Overcrowding and slippery floors are two causes of “slug feeding”. Slug feeding is when cows eat fewer, larger meals per day rather than many small ones. It can cause acidosis and reduce intakes. Fresh cows and heifers are timid and will be hurt the most if they are overcrowded. Furthermore, fresh cows that haven’t had a balanced prefresh diet will suffer even more from overcrowding. These cows will start off feeling poorly, will not be aggressive at the bunk, will take off body condition rapidly and will get more ketotic.
Concrete floors need to be grooved to ensure good cow footing. Grooves are normally ½ inch (12 mm) deep and ½-3/4 (12-19 mm) inch wide and spaced 3.5 inches (9 cm) apart.
Cows also need to be “psychologically comfortable”. Every good cow person knows that calm, happy cows give more milk. When I go into a freestall and all the cows run the other way and I am covered with manure, that tells me that somebody, some activity or something may be giving the cows a hard time.

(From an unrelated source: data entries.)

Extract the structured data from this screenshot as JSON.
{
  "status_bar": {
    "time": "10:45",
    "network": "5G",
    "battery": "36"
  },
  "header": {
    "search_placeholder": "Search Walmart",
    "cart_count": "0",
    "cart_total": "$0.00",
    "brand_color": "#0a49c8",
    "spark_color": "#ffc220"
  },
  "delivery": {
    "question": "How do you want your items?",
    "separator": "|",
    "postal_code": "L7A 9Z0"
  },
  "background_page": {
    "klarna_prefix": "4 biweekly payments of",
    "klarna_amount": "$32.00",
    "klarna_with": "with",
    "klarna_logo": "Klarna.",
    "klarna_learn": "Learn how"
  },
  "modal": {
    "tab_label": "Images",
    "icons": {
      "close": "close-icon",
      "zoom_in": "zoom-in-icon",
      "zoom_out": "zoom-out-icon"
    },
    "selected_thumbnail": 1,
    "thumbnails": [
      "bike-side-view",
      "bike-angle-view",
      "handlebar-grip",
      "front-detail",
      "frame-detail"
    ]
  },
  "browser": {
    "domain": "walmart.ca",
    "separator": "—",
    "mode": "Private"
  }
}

Holding Area Time:
In a holding area a cow is generally not eating or laying down so we want to minimize that time as much as is practically possible. Try to keep it less than 2 hours per day.
Air movement is important to reduce barn humidity and heat. Condensation, cobwebs, the smell of ammonia, coughing cows, and cows breathing with their mouths open are all signs of poor ventilation.
Remember that milk is 87% water so cows need to drink a lot of it. Researchers estimate that a cow needs to consume one-half gallon (1.9 liters) of water for every pound (0.45 kg) of milk produced. That includes drinking water as well as ration water. Clean water needs to be very available. One recommendation is to have a water tank that is at least three feet long and two feet wide (91 cm by 61 cm) for every 20 cows in a group. Water tanks need to be easily accessible, at least 50 feet (15 meters) of the feedbunk.
Bickert, W.G. 1999. Building and remodeling freestall housing for cow comfort. Proceedings of the Western Canada Dairy Symposium.
Grant, R. and J. Keown. Managing dairy cattle for cow comfort and maximum intake. University of Nebraska – Lincoln, NebGuide.
Reid, D.A. Cow Comfort – The key to dairy profitability.